Federal officials have found "significant cybersecurity weaknesses" in the state-run health insurance websites of California, Kentucky, and Vermont, the Associated Press reports. The security flaws could have allowed hackers access to the personal information of hundreds of thousands of citizens.
The vulnerabilities were found by the Government Accountability Office, an independent agency that serves as a watchdog to Congress, which studied the states' health insurance sites from October 2013 to March 2015. The names of California, Kentucky, and Vermont were originally kept anonymous in the report, but the AP was able to reveal them through a Freedom of Information Act request. Further reporting by the AP found that while state officials have known about the GAO's report since last September, some security issues still haven't been resolved.
Some security issues still haven't been resolved
A spokesman for the California's state exchange told the AP there's been no evidence of hackers successfully accessing any data, but did not explain how they were attempting to fix the security concerns. In Kentucky, a spokesman for the governor's administration said that efforts to fix the problem are underway in "various stages of completion and development." However, Kentucky is planning to ditch its state-run exchange for the federal Healthcare.gov later this year. Vermont's director of health reform Lawrence Miller told the AP that it had changed vendors since the GAO review was conducted and that its security was now up to federal standards.

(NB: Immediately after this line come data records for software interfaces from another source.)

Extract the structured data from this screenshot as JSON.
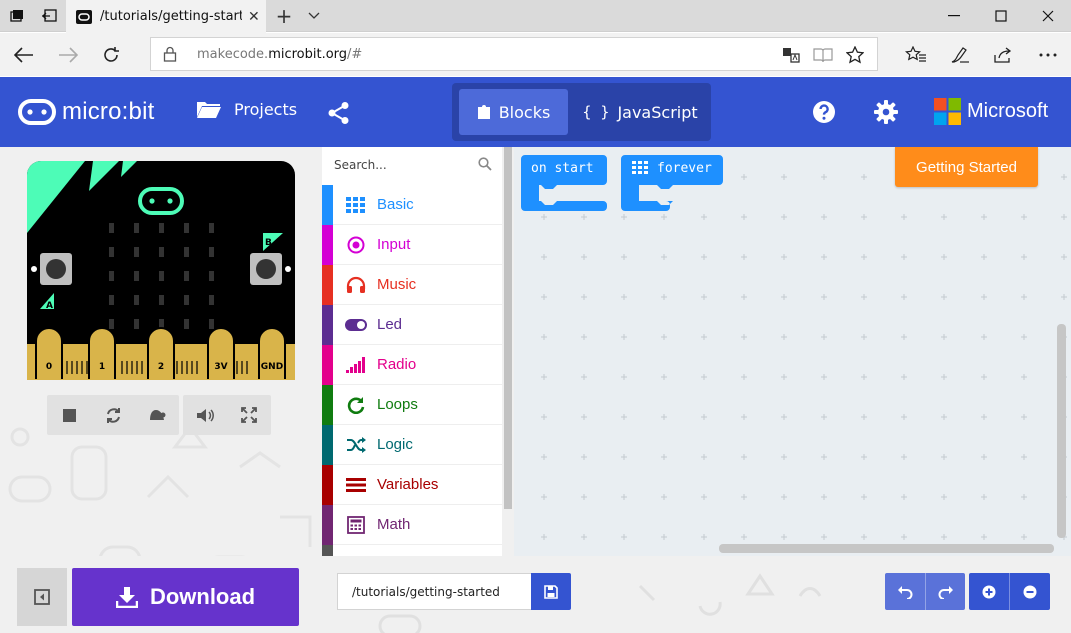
{
  "browser": {
    "tab_title": "/tutorials/getting-starte",
    "tab_close": "✕",
    "new_tab": "+",
    "address": {
      "host_prefix": "makecode.",
      "host_domain": "microbit.org",
      "path": "/#"
    }
  },
  "header": {
    "logo_text": "micro:bit",
    "projects_label": "Projects",
    "blocks_label": "Blocks",
    "javascript_label": "JavaScript",
    "brand_label": "Microsoft",
    "colors": {
      "header": "#3454d1",
      "toggle_bg": "#2a43a8",
      "toggle_active": "#4d6ad9"
    }
  },
  "simulator": {
    "pins": [
      "0",
      "1",
      "2",
      "3V",
      "GND"
    ],
    "button_a": "A",
    "button_b": "B"
  },
  "toolbox": {
    "search_placeholder": "Search...",
    "categories": [
      {
        "label": "Basic",
        "color": "#1e90ff",
        "icon": "grid-icon"
      },
      {
        "label": "Input",
        "color": "#d400d4",
        "icon": "target-icon"
      },
      {
        "label": "Music",
        "color": "#e63022",
        "icon": "headphones-icon"
      },
      {
        "label": "Led",
        "color": "#5c2d91",
        "icon": "toggle-icon"
      },
      {
        "label": "Radio",
        "color": "#e3008c",
        "icon": "signal-bars-icon"
      },
      {
        "label": "Loops",
        "color": "#107c10",
        "icon": "refresh-icon"
      },
      {
        "label": "Logic",
        "color": "#006970",
        "icon": "shuffle-icon"
      },
      {
        "label": "Variables",
        "color": "#a80000",
        "icon": "list-icon"
      },
      {
        "label": "Math",
        "color": "#712672",
        "icon": "calculator-icon"
      }
    ]
  },
  "workspace": {
    "blocks": [
      {
        "label": "on start",
        "color": "#1e90ff"
      },
      {
        "label": "forever",
        "color": "#1e90ff"
      }
    ],
    "getting_started_label": "Getting Started"
  },
  "bottom": {
    "download_label": "Download",
    "project_name": "/tutorials/getting-started"
  }
}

The GAO only studied these three states, but the agency suggested that, given the number of weaknesses they found, "other state-run health insurance exchanges could be vulnerable." That's a direct call-out to the nine other states that run their own health insurance exchanges independent of the federal government: Colorado, Connecticut, Idaho, Massachusetts, Maryland, Minnesota, New York, Rhode Island, and Washington, as well as Washington, DC.
"Other state-run health insurance exchanges could be vulnerable."
But Healthcare.gov isn't free from security problems either. In the same time period, the GAO found 316 "security incidents" with Healthcare.gov, which could have included "unauthorized access, disclosure of data or violations of security practices." Apparently, these incidents did not result in lost or stolen data, but are still a matter of serious concern, the GAO's report said.